4. Entrainment and pointing test. These tests are important when the patient is suspected of having a psychogenic tremor. Some patients with genuine PD present with “elaboration”, i.e. a functional aggravation of their PD tremor . When testing for entrainment, the patient is asked to perform a simple rhythmic movement (e.g. finger tapping or toe tapping) paced by the clinician or a metronome. This externally imposed rhythm must be lower than the tremor frequency (e.g. 1–3Hz), and should not be in phase with the tremor . A positive “entrainment” is present when the tremor frequency of the contralateral limb adapts to the externally imposed rhythm. However, mirror movements are frequent in PD (occurring in 30–90% of the cases) [19–21]. They may occur in the tremulous hand, influence the ongoing resting tremor, and can thus appear as “entrainment”. The “pointing test” involves asking the patient to make a rapid ballistic movement with the limb contralateral to the one where the tremor is examined. According to one report, the tremor stops invariably in patients with psychogenic tremor, but always continues in patients with PD (or other forms of organic tremor) . However,in our experience, this test is not infallible: in some PD patients, the tremor may stop at the onset of a simple ballistic movement, while in some patients with psychogenic tremor, the tremor continues when the contralateral ballistic movement is performed too slowly (Zach et al., unpublished).

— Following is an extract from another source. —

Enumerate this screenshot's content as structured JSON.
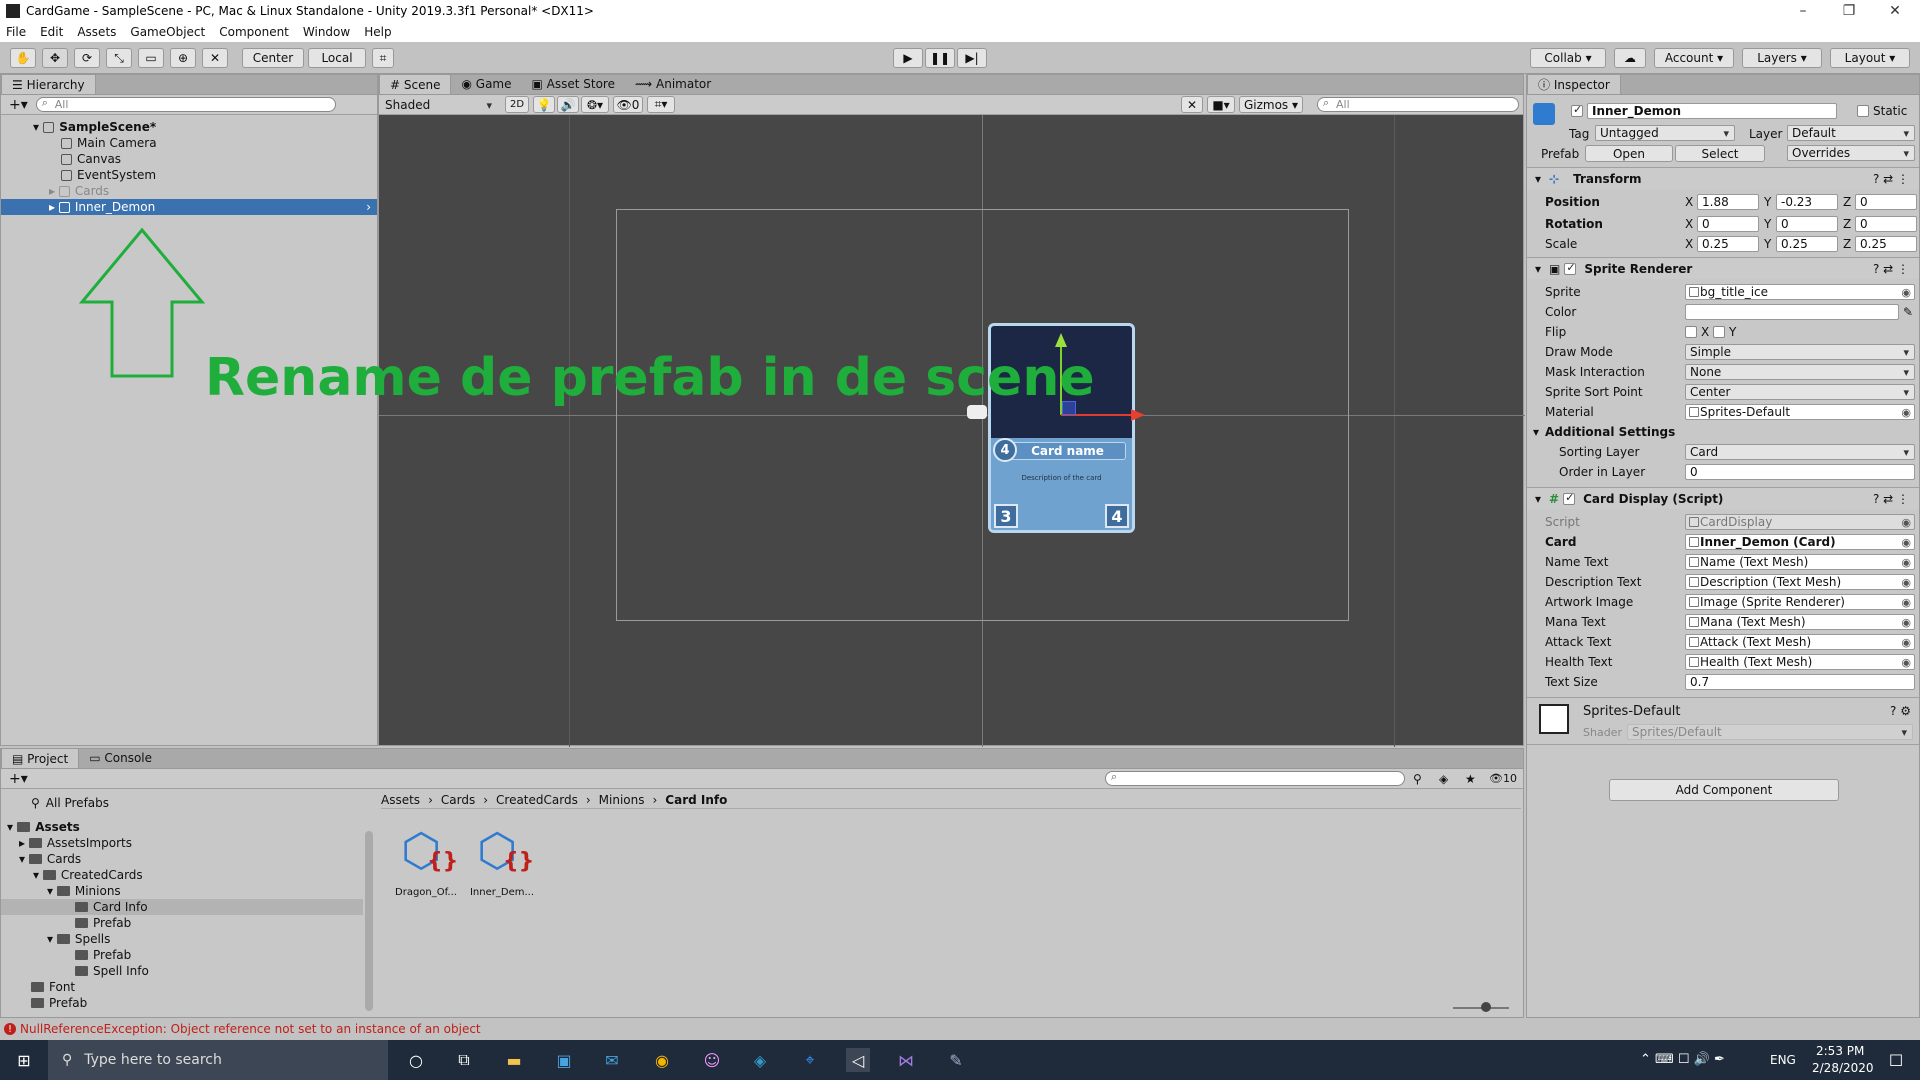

Parkinson’s tremor is a highly variable symptom, but this variability can be constrained by using a simple set of clinical tasks (cognitive co-activation, motor co-activation, and a few specific postures). A correct classification of tremor may have consequences for treatment: although never formally tested, it is plausible to assume that re-emergent tremor has a similar response to dopaminergic drugs as resting tremor, while an ET-like postural tremor may respond better to beta blockers. Also, the correct estimation of tremor severity is important for assessing treatment effects, and for estimating the burden of the tremor.
Dr. Heidemarie Zach was supported by the Erwin Schroedinger grant of the Austrian Science Fund (FWF): J 3723-B27. Michiel Dirkx and Dr. Rick Helmich were supported by the Dutch Brain Foundation. Prof. Bas Bloem was supported by a grant of the National Parkinson Foundation. We kindly thank the patient who helped to create the instruction video, as well as Michel Verbruggen for his technical support.

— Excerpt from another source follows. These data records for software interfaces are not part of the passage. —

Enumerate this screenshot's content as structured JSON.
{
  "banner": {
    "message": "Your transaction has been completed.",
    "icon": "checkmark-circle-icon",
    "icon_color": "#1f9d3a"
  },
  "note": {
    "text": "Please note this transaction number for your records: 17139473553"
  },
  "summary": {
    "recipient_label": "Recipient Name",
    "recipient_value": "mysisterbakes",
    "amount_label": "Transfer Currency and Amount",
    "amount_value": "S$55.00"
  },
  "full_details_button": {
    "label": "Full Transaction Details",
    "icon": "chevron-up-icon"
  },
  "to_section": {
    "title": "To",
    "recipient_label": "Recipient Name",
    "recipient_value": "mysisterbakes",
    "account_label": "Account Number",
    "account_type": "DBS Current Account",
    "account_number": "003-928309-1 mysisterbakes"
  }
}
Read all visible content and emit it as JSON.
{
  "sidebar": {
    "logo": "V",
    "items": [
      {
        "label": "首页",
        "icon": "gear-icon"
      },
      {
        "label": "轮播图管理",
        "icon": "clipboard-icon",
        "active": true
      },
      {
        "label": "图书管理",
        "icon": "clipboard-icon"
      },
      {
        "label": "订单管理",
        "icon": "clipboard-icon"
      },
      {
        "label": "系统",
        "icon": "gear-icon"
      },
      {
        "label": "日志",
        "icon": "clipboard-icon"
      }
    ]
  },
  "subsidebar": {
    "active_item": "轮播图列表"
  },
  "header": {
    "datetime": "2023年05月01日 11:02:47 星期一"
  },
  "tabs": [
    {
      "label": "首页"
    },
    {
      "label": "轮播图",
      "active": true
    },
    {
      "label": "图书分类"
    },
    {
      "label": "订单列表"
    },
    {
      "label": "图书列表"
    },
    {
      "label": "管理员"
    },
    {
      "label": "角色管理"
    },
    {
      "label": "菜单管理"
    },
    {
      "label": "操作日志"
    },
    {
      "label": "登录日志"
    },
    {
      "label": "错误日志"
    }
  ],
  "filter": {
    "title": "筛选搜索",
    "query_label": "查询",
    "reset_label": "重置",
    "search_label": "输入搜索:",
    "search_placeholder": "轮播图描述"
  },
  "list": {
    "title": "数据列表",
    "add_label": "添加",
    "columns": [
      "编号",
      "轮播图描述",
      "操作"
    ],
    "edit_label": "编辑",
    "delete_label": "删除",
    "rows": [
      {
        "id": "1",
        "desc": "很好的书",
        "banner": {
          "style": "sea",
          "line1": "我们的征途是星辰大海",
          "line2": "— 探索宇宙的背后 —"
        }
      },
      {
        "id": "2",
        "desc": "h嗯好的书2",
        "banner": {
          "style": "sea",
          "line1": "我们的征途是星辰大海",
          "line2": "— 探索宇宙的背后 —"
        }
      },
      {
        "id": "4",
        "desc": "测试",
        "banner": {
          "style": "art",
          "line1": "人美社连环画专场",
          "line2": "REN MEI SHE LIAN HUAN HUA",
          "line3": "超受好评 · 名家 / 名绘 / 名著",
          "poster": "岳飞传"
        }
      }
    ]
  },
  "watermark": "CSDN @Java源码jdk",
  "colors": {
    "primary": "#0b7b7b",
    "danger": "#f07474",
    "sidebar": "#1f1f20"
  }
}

The supplementary video is available in the electronic version of this article: http://dx.doi.org/10.3233/JPD-150650.
Video: Tremor examination in a PD patient

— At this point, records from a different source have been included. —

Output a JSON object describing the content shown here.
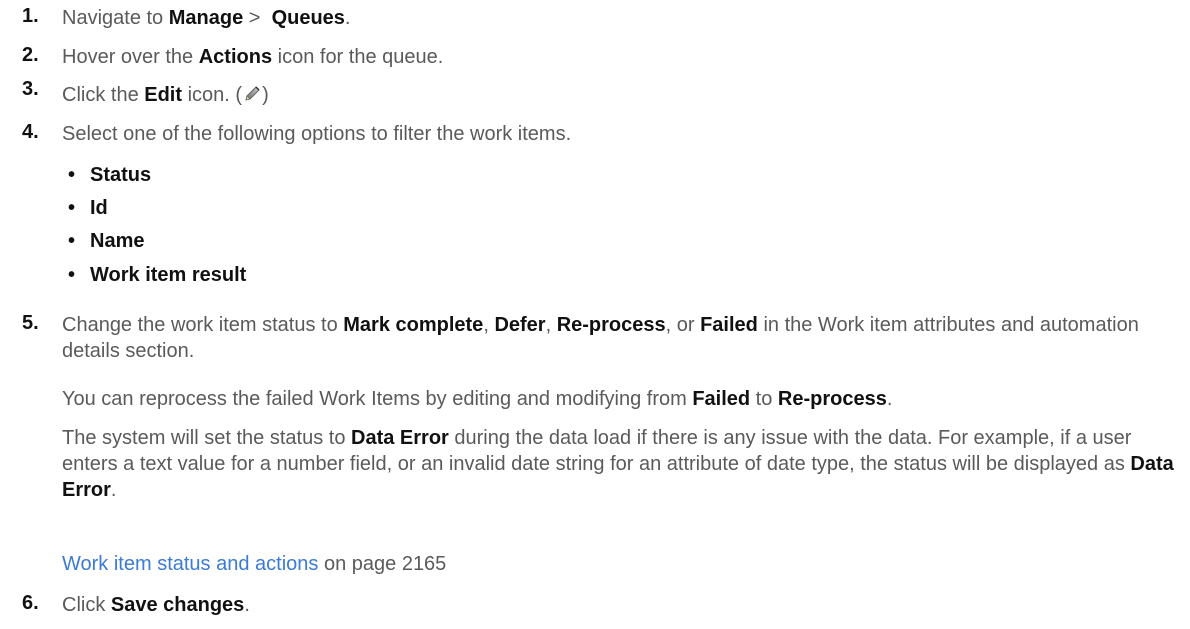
{
  "steps": [
    {
      "number": "1.",
      "pre": "Navigate to ",
      "b1": "Manage",
      "mid": " >  ",
      "b2": "Queues",
      "post": "."
    },
    {
      "number": "2.",
      "pre": "Hover over the ",
      "b1": "Actions",
      "post": " icon for the queue."
    },
    {
      "number": "3.",
      "pre": "Click the ",
      "b1": "Edit",
      "post": " icon. (",
      "icon": "pencil-edit-icon",
      "close": ")"
    },
    {
      "number": "4.",
      "text": "Select one of the following options to filter the work items.",
      "bullets": [
        "Status",
        "Id",
        "Name",
        "Work item result"
      ]
    },
    {
      "number": "5.",
      "pre": "Change the work item status to ",
      "b1": "Mark complete",
      "s1": ", ",
      "b2": "Defer",
      "s2": ", ",
      "b3": "Re-process",
      "s3": ", or ",
      "b4": "Failed",
      "post": " in the Work item attributes and automation details section.",
      "para1": {
        "pre": "You can reprocess the failed Work Items by editing and modifying from ",
        "b1": "Failed",
        "mid": " to ",
        "b2": "Re-process",
        "post": "."
      },
      "para2": {
        "pre": "The system will set the status to ",
        "b1": "Data Error",
        "mid": " during the data load if there is any issue with the data. For example, if a user enters a text value for a number field, or an invalid date string for an attribute of date type, the status will be displayed as ",
        "b2": "Data Error",
        "post": "."
      },
      "link": {
        "text": "Work item status and actions",
        "suffix": " on page 2165"
      }
    },
    {
      "number": "6.",
      "pre": "Click ",
      "b1": "Save changes",
      "post": "."
    }
  ],
  "colors": {
    "text": "#5a5a5a",
    "bold": "#111111",
    "link": "#3b7bd6"
  }
}
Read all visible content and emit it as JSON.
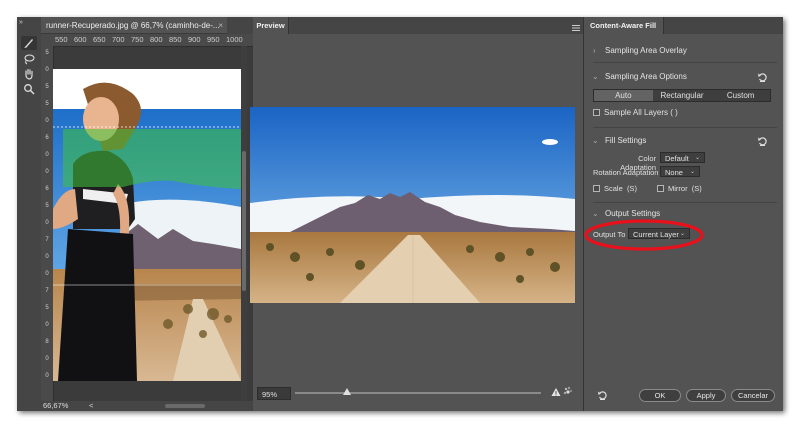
{
  "document": {
    "tab_title": "runner-Recuperado.jpg @ 66,7% (caminho-de-...",
    "close_label": "×",
    "ruler_top": [
      "550",
      "600",
      "650",
      "700",
      "750",
      "800",
      "850",
      "900",
      "950",
      "1000"
    ],
    "ruler_left": [
      "5",
      "0",
      "5",
      "5",
      "0",
      "6",
      "0",
      "0",
      "6",
      "5",
      "0",
      "7",
      "0",
      "0",
      "7",
      "5",
      "0",
      "8",
      "0",
      "0"
    ],
    "zoom_status": "66,67%",
    "scroll_arrow": "<"
  },
  "toolbar": {
    "collapse": "»",
    "tools": [
      {
        "name": "brush-icon"
      },
      {
        "name": "lasso-icon"
      },
      {
        "name": "hand-icon"
      },
      {
        "name": "zoom-icon"
      }
    ]
  },
  "preview": {
    "tab_label": "Preview",
    "zoom_value": "95%",
    "zoom_fraction": 0.21
  },
  "panel": {
    "tab_label": "Content-Aware Fill",
    "sampling_overlay": "Sampling Area Overlay",
    "sampling_options": "Sampling Area Options",
    "segments": [
      "Auto",
      "Rectangular",
      "Custom"
    ],
    "segment_selected": "Auto",
    "sample_all_layers": "Sample All Layers",
    "sample_all_layers_key": "( )",
    "fill_settings": "Fill Settings",
    "color_adaptation_label": "Color Adaptation",
    "color_adaptation_value": "Default",
    "rotation_adaptation_label": "Rotation Adaptation",
    "rotation_adaptation_value": "None",
    "scale_label": "Scale",
    "scale_key": "(S)",
    "mirror_label": "Mirror",
    "mirror_key": "(S)",
    "output_settings": "Output Settings",
    "output_to_label": "Output To",
    "output_to_value": "Current Layer",
    "ok_label": "OK",
    "apply_label": "Apply",
    "cancel_label": "Cancelar",
    "highlight_color": "#e8101a"
  }
}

The video shows the examination of rest-, posturaland kinetic tremor, as well as entrainment and the pointing test in a PD patient (age:47, tremor-dominant PD since 8 years).